◆ WHAT YOU SHOULD DO: Print the entries below again exactly as they stand, but skip any picture.
Top of EXTRACTED MATERIAL
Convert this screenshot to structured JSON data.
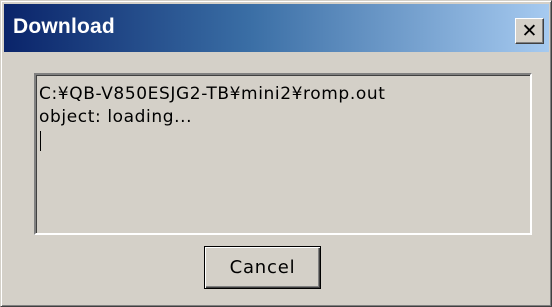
{
  "window": {
    "title": "Download",
    "close_glyph": "✕",
    "close_icon": "close-icon"
  },
  "log": {
    "lines": [
      "C:¥QB-V850ESJG2-TB¥mini2¥romp.out",
      "object: loading..."
    ]
  },
  "buttons": {
    "cancel_label": "Cancel"
  },
  "colors": {
    "titlebar_start": "#0a246a",
    "titlebar_end": "#a6caf0",
    "face": "#d4d0c8"
  }
}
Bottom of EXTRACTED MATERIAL
◆ FINISHED TASK:
Convert this screenshot to structured JSON data.
{
  "window": {
    "title": "Download",
    "close_glyph": "✕",
    "close_icon": "close-icon"
  },
  "log": {
    "lines": [
      "C:¥QB-V850ESJG2-TB¥mini2¥romp.out",
      "object: loading..."
    ]
  },
  "buttons": {
    "cancel_label": "Cancel"
  },
  "colors": {
    "titlebar_start": "#0a246a",
    "titlebar_end": "#a6caf0",
    "face": "#d4d0c8"
  }
}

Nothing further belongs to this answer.